Here's hoping the M's can hire a servicable replacement.


Three 6 Mafia: 1, Johnny Depp: 0

Saw a cool movie with Terrence Howard in it last night. It reminded me of another awesome movie with Terrence Howard in it:

And yes, the Three 6 Mafia did win an Oscar for this song.

Tuesday, June 10, 2008

Sherman Alexie Rules!

In reading an article about the lawsuit to keep the SuperSonics in Seattle, I came across this fascinating paragraph:

Pechman (the presiding judge) did grant the city one small victory — ruling that author Sherman Alexie can testify as a witness in the June 16 trial. Alexie, winner of the National Book Award, is a Sonics season-ticket holder who is expected to testify on the team's importance to Seattle.


Now go back one post and watch those Griffey videos again.

I Wept... Seriously

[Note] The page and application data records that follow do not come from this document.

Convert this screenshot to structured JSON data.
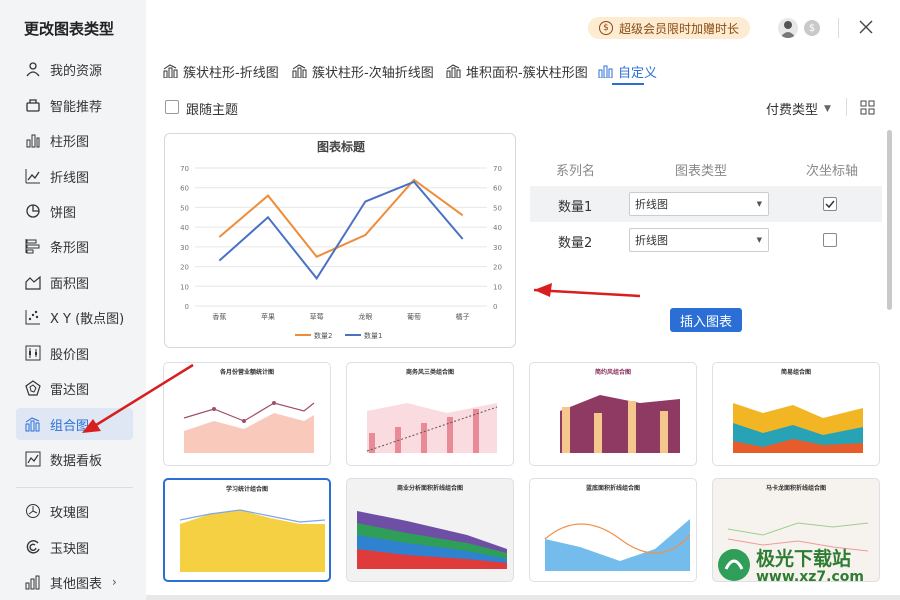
{
  "sidebar": {
    "title": "更改图表类型",
    "items": [
      {
        "label": "我的资源",
        "icon": "user-icon"
      },
      {
        "label": "智能推荐",
        "icon": "star-icon"
      },
      {
        "label": "柱形图",
        "icon": "column-chart-icon"
      },
      {
        "label": "折线图",
        "icon": "line-chart-icon"
      },
      {
        "label": "饼图",
        "icon": "pie-chart-icon"
      },
      {
        "label": "条形图",
        "icon": "bar-chart-icon"
      },
      {
        "label": "面积图",
        "icon": "area-chart-icon"
      },
      {
        "label": "X Y (散点图)",
        "icon": "scatter-chart-icon"
      },
      {
        "label": "股价图",
        "icon": "stock-chart-icon"
      },
      {
        "label": "雷达图",
        "icon": "radar-chart-icon"
      },
      {
        "label": "组合图",
        "icon": "combo-chart-icon",
        "active": true
      },
      {
        "label": "数据看板",
        "icon": "dashboard-icon"
      },
      {
        "label": "玫瑰图",
        "icon": "rose-chart-icon"
      },
      {
        "label": "玉玦图",
        "icon": "jade-ring-chart-icon"
      },
      {
        "label": "其他图表",
        "icon": "other-chart-icon"
      }
    ]
  },
  "header": {
    "promo": "超级会员限时加赠时长",
    "promo_icon": "dollar-icon",
    "coin_glyph": "$"
  },
  "tabs": [
    {
      "label": "簇状柱形-折线图"
    },
    {
      "label": "簇状柱形-次轴折线图"
    },
    {
      "label": "堆积面积-簇状柱形图"
    },
    {
      "label": "自定义",
      "active": true
    }
  ],
  "options": {
    "follow_theme": "跟随主题",
    "pay_type": "付费类型"
  },
  "series_table": {
    "headers": [
      "系列名",
      "图表类型",
      "次坐标轴"
    ],
    "rows": [
      {
        "name": "数量1",
        "type": "折线图",
        "secondary": true
      },
      {
        "name": "数量2",
        "type": "折线图",
        "secondary": false
      }
    ]
  },
  "insert_button": "插入图表",
  "thumbnails": [
    "各月份营业额统计图",
    "商务风三类组合图",
    "简约风组合图",
    "简易组合图",
    "学习统计组合图",
    "商业分析面积折线组合图",
    "蓝底面积折线组合图",
    "马卡龙面积折线组合图"
  ],
  "watermark": {
    "line1": "极光下载站",
    "line2": "www.xz7.com"
  },
  "chart_data": {
    "type": "line",
    "title": "图表标题",
    "categories": [
      "香蕉",
      "苹果",
      "草莓",
      "龙眼",
      "葡萄",
      "橘子"
    ],
    "series": [
      {
        "name": "数量2",
        "values": [
          35,
          56,
          25,
          36,
          64,
          46
        ],
        "color": "#ed8c3a"
      },
      {
        "name": "数量1",
        "values": [
          23,
          45,
          14,
          53,
          63,
          34
        ],
        "color": "#4a72c4"
      }
    ],
    "ylim": [
      0,
      70
    ],
    "yticks": [
      0,
      10,
      20,
      30,
      40,
      50,
      60,
      70
    ],
    "grid": true,
    "legend": "bottom"
  }
}
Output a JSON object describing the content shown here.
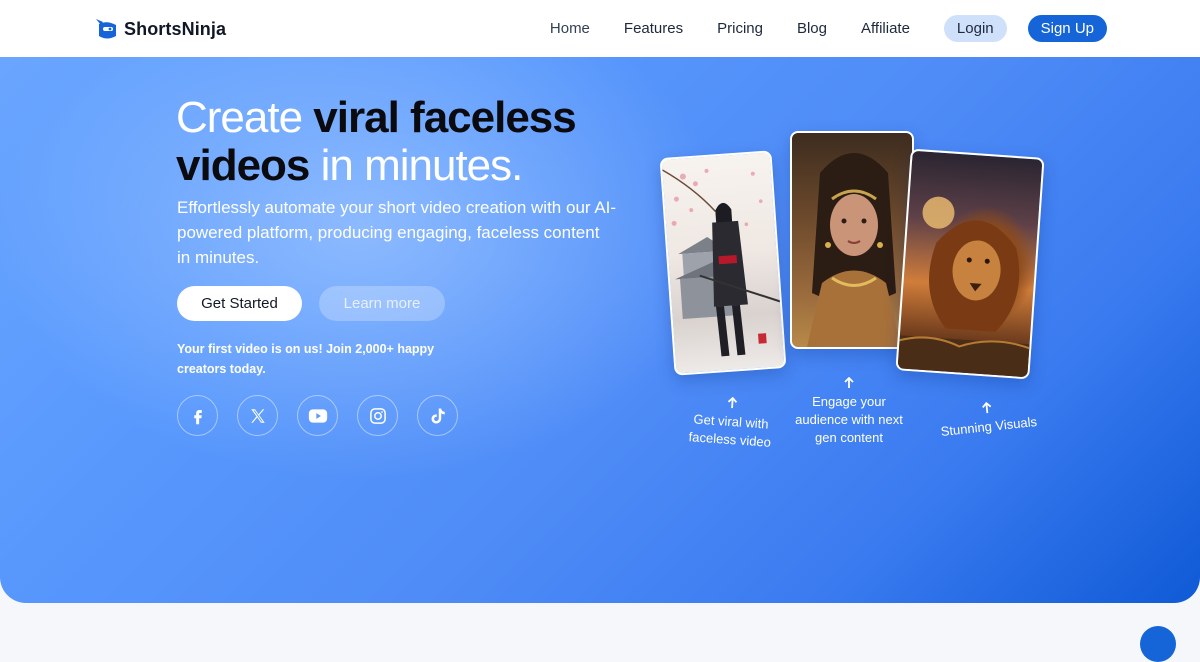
{
  "brand": {
    "name": "ShortsNinja",
    "accent": "#1565d8"
  },
  "nav": {
    "links": [
      "Home",
      "Features",
      "Pricing",
      "Blog",
      "Affiliate"
    ],
    "login_label": "Login",
    "signup_label": "Sign Up"
  },
  "hero": {
    "headline": {
      "part1": "Create ",
      "part2": "viral faceless videos",
      "part3": " in minutes."
    },
    "subtext": "Effortlessly automate your short video creation with our AI-powered platform, producing engaging, faceless content in minutes.",
    "cta_primary": "Get Started",
    "cta_secondary": "Learn more",
    "promo": "Your first video is on us! Join 2,000+ happy creators today.",
    "socials": [
      "facebook-icon",
      "x-icon",
      "youtube-icon",
      "instagram-icon",
      "tiktok-icon"
    ]
  },
  "showcase": {
    "captions": [
      "Get viral with faceless video",
      "Engage your audience with next gen content",
      "Stunning Visuals"
    ]
  }
}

If you know me very well at all, you're familiar with my uncomfortably fond admiration for Ken Griffey Jr. Well, today Griffey became the 6th Major League player to hit 600 career home runs. I could probably start up a whole other blog just about Junior, but for now, I'll give you all a highlight-reel of "The Kid"'s remarkable career.

This video takes you from Griffey's first game in Seattle through his 599th homer.

This is the video of historic #600.

And just for fun, an old Nike commercial featuring my hero.

Monday, June 9, 2008


I finally figured out how to embed videos in these posts. Apparently I'm still behind the technological wave a bit. Anyhow, this song is called "Handlebars" and it's by the Flobots. This video gave me goosebumps and is one of the rare music videos that perfectly accompanies the song. I hope you all like it.

Wednesday, June 4, 2008

Why Yes, That Is The Mayor of Cincinnati (Link #4)

If writting a blog has taught me one thing, it's that success has everything to do with appealing to the lowest common denominator. It's the same reason that newspapers are written at a 5th grade level, that Danielle Steel has sold 550 million copies of her books, and that this can be the #1 movie at the box office.

It's clear to me that Roland Fryer doesn't strike a chord the same way Mariah Carey does. Consequently, I present you with more awful ceremonial first pitches.


This post is brought to you by fart jokes.

Monday, June 2, 2008

Roland Fryer

I've been reading the Economist lately and I highly recommend that the rest of you do as well. I just read a really interesting article about ghetto-survivor/tenured-Harvard-professor Roland Fryer. I know that these social-issues posts don't generate the same kind of responses that videos of high-heeled debutantes making fools of themselves do, but I hope you all check this article out.

Here it is.

Some highlights:

*Mr Fryer now applies his supple mind to the touchy, tangled issue of racial inequality. Why are African-Americans so much less prosperous than whites? Why do so many black children flounder in school? Why do so many young black men languish behind bars? Why are stories like Mr Fryer's considered so surprising?

*What ails black America? Public debate falls between two poles. Some academics and most civil-rights activists stress the role played by racial discrimination. It may no longer be overt, they argue, but it is still widespread and severe.

*Mr Fryer eschews histrionics in favour of hard data. He is obsessed with education, which he calls “the civil-rights battleground of the 21st century”.

*His most striking contribution to the debate so far has been to show that black students who study hard are accused of “acting white” and are ostracised by their peers.

*A study by Richard Sander of the University of California, Los Angeles, found that when the bar is lowered for black applicants to law school, they are admitted to institutions where they cannot cope. Many who drop out of top-tier colleges might have thrived at slightly less competitive ones.

*In 2000 the average white household in the bottom fifth of income-earners had net assets of $24,000. The figure for blacks was a piffling $57.

*The proportion of black babies born out of wedlock has nearly doubled since 1970, to 69%. And 70% of these births are to mothers who are truly alone, not cohabiting.

Please read the whole article. I hope some of you find it as fascinating as I do. Would love to hear your thoughts.